### Work instructions
Each record listed below is to be output exactly as written.

### Working data

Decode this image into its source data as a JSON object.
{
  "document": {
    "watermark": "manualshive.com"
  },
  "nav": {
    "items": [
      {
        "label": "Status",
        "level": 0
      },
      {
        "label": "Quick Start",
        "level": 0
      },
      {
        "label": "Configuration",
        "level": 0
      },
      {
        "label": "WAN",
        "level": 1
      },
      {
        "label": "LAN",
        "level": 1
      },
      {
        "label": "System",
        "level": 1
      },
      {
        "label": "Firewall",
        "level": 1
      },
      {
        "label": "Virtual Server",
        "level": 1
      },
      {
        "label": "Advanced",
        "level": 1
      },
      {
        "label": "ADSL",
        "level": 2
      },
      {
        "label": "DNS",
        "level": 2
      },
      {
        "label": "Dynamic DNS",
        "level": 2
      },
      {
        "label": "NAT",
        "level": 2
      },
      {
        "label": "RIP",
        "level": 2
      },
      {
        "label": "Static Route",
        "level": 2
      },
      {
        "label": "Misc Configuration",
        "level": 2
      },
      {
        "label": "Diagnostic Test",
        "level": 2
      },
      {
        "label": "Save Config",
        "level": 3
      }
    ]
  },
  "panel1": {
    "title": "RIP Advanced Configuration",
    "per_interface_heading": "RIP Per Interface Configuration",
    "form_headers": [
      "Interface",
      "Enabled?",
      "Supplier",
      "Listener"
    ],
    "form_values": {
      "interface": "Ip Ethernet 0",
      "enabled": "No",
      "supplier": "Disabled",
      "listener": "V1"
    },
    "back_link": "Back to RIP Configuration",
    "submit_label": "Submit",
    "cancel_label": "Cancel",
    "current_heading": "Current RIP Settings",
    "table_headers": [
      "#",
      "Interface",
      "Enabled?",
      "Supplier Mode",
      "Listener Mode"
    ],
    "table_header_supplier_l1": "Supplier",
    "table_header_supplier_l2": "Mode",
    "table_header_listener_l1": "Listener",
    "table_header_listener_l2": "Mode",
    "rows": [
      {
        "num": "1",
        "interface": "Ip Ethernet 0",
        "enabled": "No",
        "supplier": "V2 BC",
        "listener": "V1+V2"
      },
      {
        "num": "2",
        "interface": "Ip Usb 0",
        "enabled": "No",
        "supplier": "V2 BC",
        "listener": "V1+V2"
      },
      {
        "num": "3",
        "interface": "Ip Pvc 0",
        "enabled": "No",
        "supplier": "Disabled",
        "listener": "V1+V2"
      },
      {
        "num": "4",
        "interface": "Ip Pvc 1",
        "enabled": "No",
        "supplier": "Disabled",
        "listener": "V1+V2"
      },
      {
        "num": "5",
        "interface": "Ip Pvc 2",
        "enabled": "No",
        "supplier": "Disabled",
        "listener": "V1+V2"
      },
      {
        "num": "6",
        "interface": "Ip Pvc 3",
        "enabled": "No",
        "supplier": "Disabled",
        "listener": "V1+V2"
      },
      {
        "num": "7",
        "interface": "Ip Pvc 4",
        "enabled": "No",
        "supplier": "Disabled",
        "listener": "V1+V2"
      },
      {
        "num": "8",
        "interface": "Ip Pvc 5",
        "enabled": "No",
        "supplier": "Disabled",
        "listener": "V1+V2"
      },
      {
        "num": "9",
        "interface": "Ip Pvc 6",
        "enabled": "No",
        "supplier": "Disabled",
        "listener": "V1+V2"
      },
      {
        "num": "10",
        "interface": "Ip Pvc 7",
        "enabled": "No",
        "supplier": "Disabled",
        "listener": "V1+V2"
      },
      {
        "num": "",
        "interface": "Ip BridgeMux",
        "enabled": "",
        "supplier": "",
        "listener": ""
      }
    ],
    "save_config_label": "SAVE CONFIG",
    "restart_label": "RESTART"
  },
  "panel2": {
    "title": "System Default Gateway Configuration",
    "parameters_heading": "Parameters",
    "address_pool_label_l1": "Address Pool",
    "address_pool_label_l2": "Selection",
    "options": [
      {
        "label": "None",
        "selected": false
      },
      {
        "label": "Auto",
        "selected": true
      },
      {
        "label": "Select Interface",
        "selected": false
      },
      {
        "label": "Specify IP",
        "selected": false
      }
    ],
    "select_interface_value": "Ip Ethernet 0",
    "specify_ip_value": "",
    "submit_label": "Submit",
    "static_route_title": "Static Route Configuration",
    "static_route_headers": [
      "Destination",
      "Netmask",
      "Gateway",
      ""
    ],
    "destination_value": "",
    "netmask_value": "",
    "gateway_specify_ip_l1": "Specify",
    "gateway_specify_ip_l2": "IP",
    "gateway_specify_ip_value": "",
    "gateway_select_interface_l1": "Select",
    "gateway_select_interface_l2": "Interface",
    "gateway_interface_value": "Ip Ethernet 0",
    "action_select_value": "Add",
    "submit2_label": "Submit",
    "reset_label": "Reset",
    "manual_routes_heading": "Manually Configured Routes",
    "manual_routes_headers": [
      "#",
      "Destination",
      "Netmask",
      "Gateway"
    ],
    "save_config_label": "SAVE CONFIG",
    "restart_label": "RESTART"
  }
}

### The completed task
Decode this image into its source data as a JSON object.
{
  "document": {
    "watermark": "manualshive.com"
  },
  "nav": {
    "items": [
      {
        "label": "Status",
        "level": 0
      },
      {
        "label": "Quick Start",
        "level": 0
      },
      {
        "label": "Configuration",
        "level": 0
      },
      {
        "label": "WAN",
        "level": 1
      },
      {
        "label": "LAN",
        "level": 1
      },
      {
        "label": "System",
        "level": 1
      },
      {
        "label": "Firewall",
        "level": 1
      },
      {
        "label": "Virtual Server",
        "level": 1
      },
      {
        "label": "Advanced",
        "level": 1
      },
      {
        "label": "ADSL",
        "level": 2
      },
      {
        "label": "DNS",
        "level": 2
      },
      {
        "label": "Dynamic DNS",
        "level": 2
      },
      {
        "label": "NAT",
        "level": 2
      },
      {
        "label": "RIP",
        "level": 2
      },
      {
        "label": "Static Route",
        "level": 2
      },
      {
        "label": "Misc Configuration",
        "level": 2
      },
      {
        "label": "Diagnostic Test",
        "level": 2
      },
      {
        "label": "Save Config",
        "level": 3
      }
    ]
  },
  "panel1": {
    "title": "RIP Advanced Configuration",
    "per_interface_heading": "RIP Per Interface Configuration",
    "form_headers": [
      "Interface",
      "Enabled?",
      "Supplier",
      "Listener"
    ],
    "form_values": {
      "interface": "Ip Ethernet 0",
      "enabled": "No",
      "supplier": "Disabled",
      "listener": "V1"
    },
    "back_link": "Back to RIP Configuration",
    "submit_label": "Submit",
    "cancel_label": "Cancel",
    "current_heading": "Current RIP Settings",
    "table_headers": [
      "#",
      "Interface",
      "Enabled?",
      "Supplier Mode",
      "Listener Mode"
    ],
    "table_header_supplier_l1": "Supplier",
    "table_header_supplier_l2": "Mode",
    "table_header_listener_l1": "Listener",
    "table_header_listener_l2": "Mode",
    "rows": [
      {
        "num": "1",
        "interface": "Ip Ethernet 0",
        "enabled": "No",
        "supplier": "V2 BC",
        "listener": "V1+V2"
      },
      {
        "num": "2",
        "interface": "Ip Usb 0",
        "enabled": "No",
        "supplier": "V2 BC",
        "listener": "V1+V2"
      },
      {
        "num": "3",
        "interface": "Ip Pvc 0",
        "enabled": "No",
        "supplier": "Disabled",
        "listener": "V1+V2"
      },
      {
        "num": "4",
        "interface": "Ip Pvc 1",
        "enabled": "No",
        "supplier": "Disabled",
        "listener": "V1+V2"
      },
      {
        "num": "5",
        "interface": "Ip Pvc 2",
        "enabled": "No",
        "supplier": "Disabled",
        "listener": "V1+V2"
      },
      {
        "num": "6",
        "interface": "Ip Pvc 3",
        "enabled": "No",
        "supplier": "Disabled",
        "listener": "V1+V2"
      },
      {
        "num": "7",
        "interface": "Ip Pvc 4",
        "enabled": "No",
        "supplier": "Disabled",
        "listener": "V1+V2"
      },
      {
        "num": "8",
        "interface": "Ip Pvc 5",
        "enabled": "No",
        "supplier": "Disabled",
        "listener": "V1+V2"
      },
      {
        "num": "9",
        "interface": "Ip Pvc 6",
        "enabled": "No",
        "supplier": "Disabled",
        "listener": "V1+V2"
      },
      {
        "num": "10",
        "interface": "Ip Pvc 7",
        "enabled": "No",
        "supplier": "Disabled",
        "listener": "V1+V2"
      },
      {
        "num": "",
        "interface": "Ip BridgeMux",
        "enabled": "",
        "supplier": "",
        "listener": ""
      }
    ],
    "save_config_label": "SAVE CONFIG",
    "restart_label": "RESTART"
  },
  "panel2": {
    "title": "System Default Gateway Configuration",
    "parameters_heading": "Parameters",
    "address_pool_label_l1": "Address Pool",
    "address_pool_label_l2": "Selection",
    "options": [
      {
        "label": "None",
        "selected": false
      },
      {
        "label": "Auto",
        "selected": true
      },
      {
        "label": "Select Interface",
        "selected": false
      },
      {
        "label": "Specify IP",
        "selected": false
      }
    ],
    "select_interface_value": "Ip Ethernet 0",
    "specify_ip_value": "",
    "submit_label": "Submit",
    "static_route_title": "Static Route Configuration",
    "static_route_headers": [
      "Destination",
      "Netmask",
      "Gateway",
      ""
    ],
    "destination_value": "",
    "netmask_value": "",
    "gateway_specify_ip_l1": "Specify",
    "gateway_specify_ip_l2": "IP",
    "gateway_specify_ip_value": "",
    "gateway_select_interface_l1": "Select",
    "gateway_select_interface_l2": "Interface",
    "gateway_interface_value": "Ip Ethernet 0",
    "action_select_value": "Add",
    "submit2_label": "Submit",
    "reset_label": "Reset",
    "manual_routes_heading": "Manually Configured Routes",
    "manual_routes_headers": [
      "#",
      "Destination",
      "Netmask",
      "Gateway"
    ],
    "save_config_label": "SAVE CONFIG",
    "restart_label": "RESTART"
  }
}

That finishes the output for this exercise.